Neves, David [1] ; Job, Viviana [2, 3, 4] ; Dortet, Laurent [5, 6, 7] ; Cossart, Pascale [5, 6, 7] ; Dessen, Andrea [2, 3, 4, 1]
Total Authors: 5
Affiliation:
[1] CNPEM, Brazilian Natl Lab Biosci LNBio, Sao Paulo - Brazil
[2] Univ Grenoble 1, Inst Biol Struct, Bacterial Pathogenesis Grp, F-38027 Grenoble - France
[3] Commissariat Energie Atom, Grenoble - France
[4] Ctr Natl Rech Sci, Grenoble - France
[5] Inst Pasteur, Unite Interact Bacteries Cellules, F-75015 Paris - France
[6] INSERM, F-75015 Paris - France
[7] INRA, USC2020, F-75015 Paris - France
Total Affiliations: 7
Document type: Journal article
Source: Journal of Molecular Biology; v. 425, n. 22, p. 4520-4529, NOV 15 2013.
Web of Science Citations: 10
Abstract

Listeria monocytogenes is a human pathogen that employs a wide variety of virulence factors in order to adhere to, invade, and replicate within target cells. Internalins play key roles in processes ranging from adhesion to receptor recognition and are thus essential for infection. Recently, InIK, a surface-associated internalin, was shown to be involved in Listeria's ability to escape from autophagy by recruitment of the major vault protein (MVP) to the bacterial surface. Here, we report the structure of InIK, which harbors four domains arranged in the shape of a ``bent arm{''}. The structure supports a role for the ``elbow{''} of InIK in partner recognition, as well as of two Ig-like pedestals intercalated by hinge regions in the projection of InIK away from the surface of the bacterium. The unusual fold and flexibility of InIK could be essential for MVP binding and concealment from recognition by molecules involved in the autophagic process. (C) 2013 Elsevier Ltd. All rights reserved. (AU)
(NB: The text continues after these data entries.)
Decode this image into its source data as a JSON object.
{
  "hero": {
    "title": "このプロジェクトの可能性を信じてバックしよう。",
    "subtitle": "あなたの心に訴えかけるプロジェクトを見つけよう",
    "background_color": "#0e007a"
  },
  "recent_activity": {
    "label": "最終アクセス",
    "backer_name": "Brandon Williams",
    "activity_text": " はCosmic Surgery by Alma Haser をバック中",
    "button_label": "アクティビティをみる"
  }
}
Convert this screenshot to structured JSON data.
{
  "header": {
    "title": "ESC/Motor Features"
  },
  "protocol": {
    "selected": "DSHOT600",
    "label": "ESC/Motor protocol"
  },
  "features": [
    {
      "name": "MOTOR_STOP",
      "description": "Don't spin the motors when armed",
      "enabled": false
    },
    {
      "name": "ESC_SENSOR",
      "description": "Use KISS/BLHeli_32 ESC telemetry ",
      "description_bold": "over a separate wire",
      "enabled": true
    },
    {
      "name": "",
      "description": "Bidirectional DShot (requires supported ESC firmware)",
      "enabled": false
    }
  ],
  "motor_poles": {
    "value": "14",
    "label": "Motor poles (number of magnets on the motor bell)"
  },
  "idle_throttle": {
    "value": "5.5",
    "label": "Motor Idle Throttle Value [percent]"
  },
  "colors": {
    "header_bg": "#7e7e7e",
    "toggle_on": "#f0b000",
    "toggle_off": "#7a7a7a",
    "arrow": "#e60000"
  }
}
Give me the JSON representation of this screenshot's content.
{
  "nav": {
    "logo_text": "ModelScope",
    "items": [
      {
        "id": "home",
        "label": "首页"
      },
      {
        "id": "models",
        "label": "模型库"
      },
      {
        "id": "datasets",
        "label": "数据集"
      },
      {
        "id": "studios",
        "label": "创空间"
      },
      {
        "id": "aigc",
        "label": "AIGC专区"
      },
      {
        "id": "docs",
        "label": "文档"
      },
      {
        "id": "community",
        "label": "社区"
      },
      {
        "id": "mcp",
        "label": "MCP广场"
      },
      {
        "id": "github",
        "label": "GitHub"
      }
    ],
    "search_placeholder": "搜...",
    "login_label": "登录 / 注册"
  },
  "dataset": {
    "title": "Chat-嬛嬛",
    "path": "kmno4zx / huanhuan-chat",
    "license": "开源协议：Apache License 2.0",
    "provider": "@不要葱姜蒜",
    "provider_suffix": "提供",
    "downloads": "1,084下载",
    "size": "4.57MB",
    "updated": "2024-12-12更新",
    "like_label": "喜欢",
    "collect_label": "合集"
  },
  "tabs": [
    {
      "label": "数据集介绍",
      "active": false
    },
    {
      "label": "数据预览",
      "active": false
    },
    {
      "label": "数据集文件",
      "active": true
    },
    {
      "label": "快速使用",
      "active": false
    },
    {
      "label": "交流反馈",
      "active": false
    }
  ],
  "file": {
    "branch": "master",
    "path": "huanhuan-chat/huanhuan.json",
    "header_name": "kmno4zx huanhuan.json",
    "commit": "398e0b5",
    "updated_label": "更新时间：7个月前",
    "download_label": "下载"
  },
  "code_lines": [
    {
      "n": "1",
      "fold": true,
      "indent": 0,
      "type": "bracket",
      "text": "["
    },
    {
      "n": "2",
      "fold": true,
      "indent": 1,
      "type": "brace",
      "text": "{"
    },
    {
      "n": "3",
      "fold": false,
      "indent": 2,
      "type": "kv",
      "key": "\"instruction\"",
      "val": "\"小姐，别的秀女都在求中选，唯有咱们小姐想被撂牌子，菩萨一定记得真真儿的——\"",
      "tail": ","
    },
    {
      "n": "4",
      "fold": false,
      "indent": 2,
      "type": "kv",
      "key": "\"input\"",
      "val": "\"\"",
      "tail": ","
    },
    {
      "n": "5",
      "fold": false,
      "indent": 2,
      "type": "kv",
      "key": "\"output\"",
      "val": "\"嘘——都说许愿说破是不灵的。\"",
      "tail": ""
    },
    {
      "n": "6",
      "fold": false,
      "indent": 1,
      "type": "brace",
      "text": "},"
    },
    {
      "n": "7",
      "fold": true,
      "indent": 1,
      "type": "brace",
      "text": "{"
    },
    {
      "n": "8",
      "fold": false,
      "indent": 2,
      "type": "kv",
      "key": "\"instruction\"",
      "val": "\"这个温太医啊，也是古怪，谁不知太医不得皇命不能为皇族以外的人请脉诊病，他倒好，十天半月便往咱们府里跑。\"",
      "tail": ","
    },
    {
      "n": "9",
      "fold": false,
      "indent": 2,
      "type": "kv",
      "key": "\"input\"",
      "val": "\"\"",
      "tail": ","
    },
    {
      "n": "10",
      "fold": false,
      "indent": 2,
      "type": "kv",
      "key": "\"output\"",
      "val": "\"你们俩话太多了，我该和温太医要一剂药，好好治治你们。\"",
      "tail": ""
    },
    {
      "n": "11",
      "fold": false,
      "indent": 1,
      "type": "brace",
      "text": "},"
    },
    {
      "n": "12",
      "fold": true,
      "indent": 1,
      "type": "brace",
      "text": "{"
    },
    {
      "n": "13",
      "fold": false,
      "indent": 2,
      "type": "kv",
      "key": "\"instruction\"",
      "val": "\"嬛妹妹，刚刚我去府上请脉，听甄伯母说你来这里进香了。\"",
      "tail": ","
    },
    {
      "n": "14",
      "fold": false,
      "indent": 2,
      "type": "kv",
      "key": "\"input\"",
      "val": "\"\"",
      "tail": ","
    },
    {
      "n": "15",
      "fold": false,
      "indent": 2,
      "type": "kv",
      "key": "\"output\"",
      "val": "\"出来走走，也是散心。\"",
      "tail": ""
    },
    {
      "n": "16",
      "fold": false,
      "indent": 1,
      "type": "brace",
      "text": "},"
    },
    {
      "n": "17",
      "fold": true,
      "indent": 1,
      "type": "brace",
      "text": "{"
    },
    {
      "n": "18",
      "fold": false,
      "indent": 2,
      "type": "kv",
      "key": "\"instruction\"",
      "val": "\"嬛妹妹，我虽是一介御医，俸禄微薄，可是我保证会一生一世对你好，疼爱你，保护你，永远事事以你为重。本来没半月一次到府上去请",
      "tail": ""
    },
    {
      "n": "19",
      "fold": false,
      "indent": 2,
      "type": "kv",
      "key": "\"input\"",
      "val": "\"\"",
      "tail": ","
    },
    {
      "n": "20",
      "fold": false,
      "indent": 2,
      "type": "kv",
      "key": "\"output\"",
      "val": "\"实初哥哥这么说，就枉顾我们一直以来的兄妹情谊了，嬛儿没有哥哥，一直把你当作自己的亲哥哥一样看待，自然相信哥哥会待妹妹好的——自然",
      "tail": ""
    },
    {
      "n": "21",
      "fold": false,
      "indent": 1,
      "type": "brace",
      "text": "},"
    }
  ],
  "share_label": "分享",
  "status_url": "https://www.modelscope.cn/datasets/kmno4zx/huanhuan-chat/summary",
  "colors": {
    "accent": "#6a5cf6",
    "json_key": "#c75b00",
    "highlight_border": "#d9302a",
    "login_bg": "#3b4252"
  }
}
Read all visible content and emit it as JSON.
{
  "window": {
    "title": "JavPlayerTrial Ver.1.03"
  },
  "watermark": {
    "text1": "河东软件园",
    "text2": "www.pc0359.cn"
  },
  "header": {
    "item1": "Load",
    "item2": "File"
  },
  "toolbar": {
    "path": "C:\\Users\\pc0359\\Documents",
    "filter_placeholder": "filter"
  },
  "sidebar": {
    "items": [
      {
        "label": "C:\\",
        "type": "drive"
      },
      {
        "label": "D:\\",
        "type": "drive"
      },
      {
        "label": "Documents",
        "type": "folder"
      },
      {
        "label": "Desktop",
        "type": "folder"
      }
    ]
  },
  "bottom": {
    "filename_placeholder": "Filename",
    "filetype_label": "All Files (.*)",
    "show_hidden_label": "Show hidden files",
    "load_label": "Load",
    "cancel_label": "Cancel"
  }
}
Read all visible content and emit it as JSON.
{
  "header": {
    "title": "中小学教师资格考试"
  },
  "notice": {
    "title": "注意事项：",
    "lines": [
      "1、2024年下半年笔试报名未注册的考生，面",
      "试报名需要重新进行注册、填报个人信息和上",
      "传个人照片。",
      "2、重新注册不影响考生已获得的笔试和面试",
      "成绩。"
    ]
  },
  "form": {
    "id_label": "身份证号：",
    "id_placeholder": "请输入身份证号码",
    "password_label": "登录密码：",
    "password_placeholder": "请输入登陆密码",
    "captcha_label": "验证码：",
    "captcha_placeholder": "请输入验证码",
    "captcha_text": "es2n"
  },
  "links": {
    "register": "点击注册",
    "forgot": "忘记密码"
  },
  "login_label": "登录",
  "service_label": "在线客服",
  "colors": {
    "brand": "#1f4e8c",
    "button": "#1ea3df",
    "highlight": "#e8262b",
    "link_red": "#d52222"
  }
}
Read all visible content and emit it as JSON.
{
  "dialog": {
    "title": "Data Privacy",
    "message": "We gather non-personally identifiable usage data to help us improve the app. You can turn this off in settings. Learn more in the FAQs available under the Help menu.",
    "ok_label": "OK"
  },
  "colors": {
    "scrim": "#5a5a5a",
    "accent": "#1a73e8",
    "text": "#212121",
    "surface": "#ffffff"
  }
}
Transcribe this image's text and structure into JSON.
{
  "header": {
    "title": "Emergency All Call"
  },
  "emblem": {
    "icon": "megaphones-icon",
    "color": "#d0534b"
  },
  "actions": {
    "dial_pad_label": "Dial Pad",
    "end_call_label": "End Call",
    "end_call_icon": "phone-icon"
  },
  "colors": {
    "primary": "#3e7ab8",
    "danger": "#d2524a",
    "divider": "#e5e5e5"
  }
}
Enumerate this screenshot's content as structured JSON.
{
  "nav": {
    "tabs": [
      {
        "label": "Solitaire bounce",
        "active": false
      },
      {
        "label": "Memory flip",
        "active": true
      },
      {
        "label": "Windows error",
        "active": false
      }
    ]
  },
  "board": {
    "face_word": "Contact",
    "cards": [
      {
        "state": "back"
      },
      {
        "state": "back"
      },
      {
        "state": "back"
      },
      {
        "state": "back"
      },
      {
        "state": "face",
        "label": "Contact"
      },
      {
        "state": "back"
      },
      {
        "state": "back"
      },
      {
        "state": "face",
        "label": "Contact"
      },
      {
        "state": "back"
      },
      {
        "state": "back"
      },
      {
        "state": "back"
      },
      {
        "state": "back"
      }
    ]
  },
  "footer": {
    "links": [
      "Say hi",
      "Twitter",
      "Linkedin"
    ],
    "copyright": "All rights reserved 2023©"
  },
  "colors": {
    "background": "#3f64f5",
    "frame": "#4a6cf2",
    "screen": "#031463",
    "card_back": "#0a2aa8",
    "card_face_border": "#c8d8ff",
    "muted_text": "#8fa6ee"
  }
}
FAPESP's process: 11/52067-6 - Assembly and structure of macromolecular complexes involved in bacterial cell wall: biosynthesis and virulence
Grantee:Andrea Dessen de Souza e Silva
Support type: Research Projects - SPEC Program